Committee holds final forum

By Sabryna Cornish and Vickie Snow

This is it. Illinois students have one last chance to speak out about the rising cost of higher education.

Students, university officials and others can voice their concerns to the Joint Committee on College Tuition on Nov. 13 at the Southern Illinois University Medical Center in Springfield. The committee will consider all of the concerns expressed at the hearing in developing a proposal for next fall’s tuition rate.

Only about five students showed up to express their concerns about tuition and state funding when the group came to NIU last month.

Student committee member Sheila Heitzig said she hopes the Nov. 13 hearing will not repeat dismal attendances of past hearings. “We’re really shot if we don’t get some students there,” she said.

The Illinois Board of Higher Education formed the committee which will make a recommendation to the General Assembly by Jan. 9.

The Assembly’s decision will be the last word on tuition rates, currently at a standstill.

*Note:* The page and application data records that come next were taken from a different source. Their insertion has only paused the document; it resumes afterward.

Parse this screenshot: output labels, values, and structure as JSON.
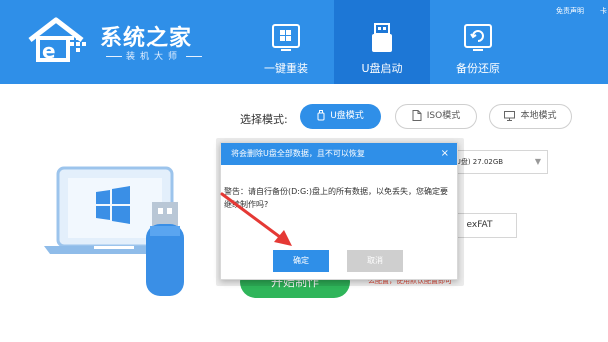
{
  "header": {
    "logo": {
      "title": "系统之家",
      "subtitle": "装机大师"
    },
    "nav": [
      {
        "label": "一键重装",
        "icon": "windows-install-icon",
        "active": false
      },
      {
        "label": "U盘启动",
        "icon": "usb-drive-icon",
        "active": true
      },
      {
        "label": "备份还原",
        "icon": "backup-restore-icon",
        "active": false
      }
    ],
    "top_links": {
      "disclaimer": "免责声明",
      "extra": "卡"
    }
  },
  "mode_selector": {
    "label": "选择模式:",
    "options": [
      {
        "label": "U盘模式",
        "icon": "usb-icon",
        "selected": true
      },
      {
        "label": "ISO模式",
        "icon": "file-icon",
        "selected": false
      },
      {
        "label": "本地模式",
        "icon": "monitor-icon",
        "selected": false
      }
    ]
  },
  "device_select": {
    "value": "(U盘) 27.02GB"
  },
  "format": {
    "filesystem": "exFAT"
  },
  "start_button": {
    "label": "开始制作"
  },
  "hint": {
    "text": "么配置，使用默认配置即可"
  },
  "dialog": {
    "title": "将会删除U盘全部数据，且不可以恢复",
    "close": "×",
    "message": "警告：请自行备份(D:G:)盘上的所有数据，以免丢失，您确定要继续制作吗?",
    "ok_label": "确定",
    "cancel_label": "取消"
  },
  "colors": {
    "header_bg": "#2f8fe8",
    "nav_active_bg": "#1d77d6",
    "accent": "#2f8fe8",
    "start_button": "#2fb55a",
    "hint_text": "#e74c3c",
    "arrow": "#e53935"
  }
}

And the tuition committee members want to make sure all students have a chance to voice their opinions.

“Nothing will be written, introduced or decided on until after the last meeting (in Springfield),” said Ginger Rugai, press aide to Sen. Jeremiah Joyce, D-Chicago. Joyce is committee chairman.

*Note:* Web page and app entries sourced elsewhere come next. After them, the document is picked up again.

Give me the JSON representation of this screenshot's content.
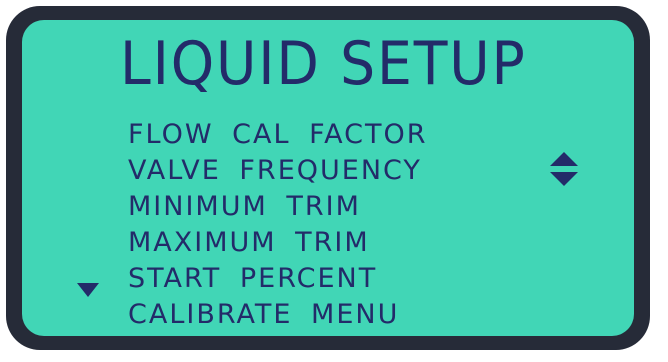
{
  "screen": {
    "title": "LIQUID SETUP",
    "menu_items": [
      "FLOW CAL FACTOR",
      "VALVE FREQUENCY",
      "MINIMUM TRIM",
      "MAXIMUM TRIM",
      "START PERCENT",
      "CALIBRATE MENU"
    ],
    "icons": {
      "scroll": "up-down-arrows-icon",
      "more_below": "down-triangle-icon"
    }
  },
  "colors": {
    "frame": "#262b38",
    "screen_background": "#41d6b6",
    "text": "#232b69"
  }
}
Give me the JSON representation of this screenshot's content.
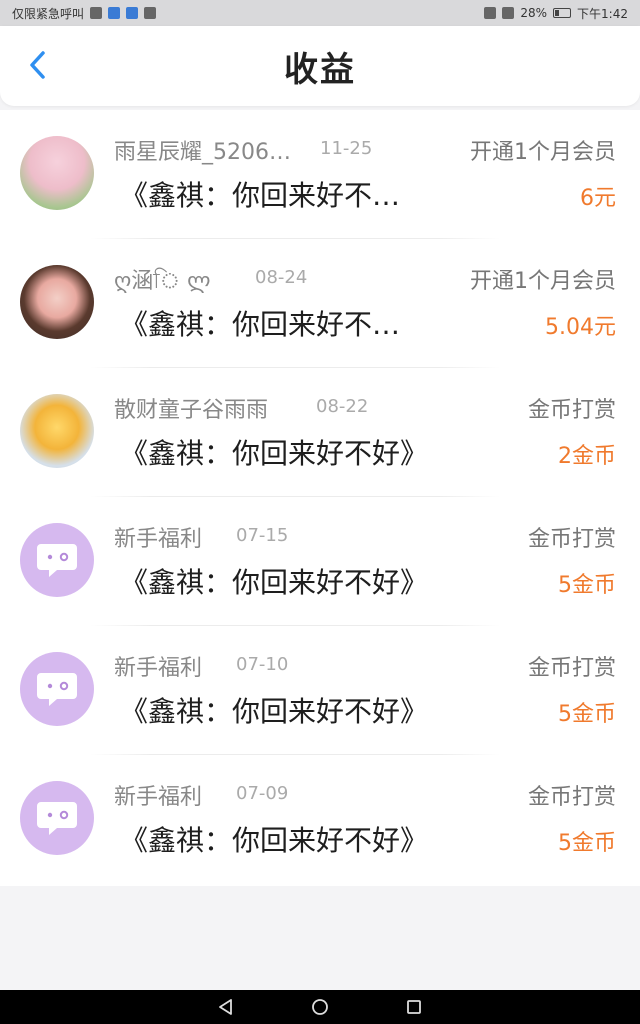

University of Illinois President Stanley Ikenberry will testify at the hearing, but Heitzig claimed he “is not very sympathetic toward students’ concerns.”

Heitzig said the committee might have to battle among themselves to come up with a proposal since different members have different vested interests.

The committee will bring its proposal directly to the General Assembly, unlike past years when the IBHE took on the task. This time around, the only input the IBHE has is its testimonies, Heitzig said.

IBHE Deputy Director Ross Hodel said he isn’t sure what the committee’s report to the assembly will say at this point. “That’s a good question,” he said.

As for the IBHE’s position, “our board doesn’t want tuition to increase any faster than the rate of inflation,” Hodel said.

Tuition probably will rise 8 to 10 percent due to lack of state money dished out to universities. NIU receives less state support per student than any other university in Illinois. NIU’s tuition without fees is $853 per semester for full-time students.

IBHE guidelines state tuition should be about one-third the cost of instruction. Parents and students currently foot two-thirds of the bill.

“We may come to the conclusion the one-third, two-third policy is simply unrealistic and we should abandon it,” Joyce said at the Sept. 12 tuition hearing.

At the Sept. 25 hearing in Chicago, IBHE Executive Director Richard Wagner testified for two hours.

“If the temporary increase in the income rate is not made permanent, the resulting loss of funding for higher education will negate the gains made in fiscal years 1990 and 1991,” Wagner said.

Hodel agrees with Wagner that the income tax surcharge should become permanent. The tax provides a total of $111 million and “a lot of money for higher education,” he said.

The status of the surcharge will be decided June 30, 1991.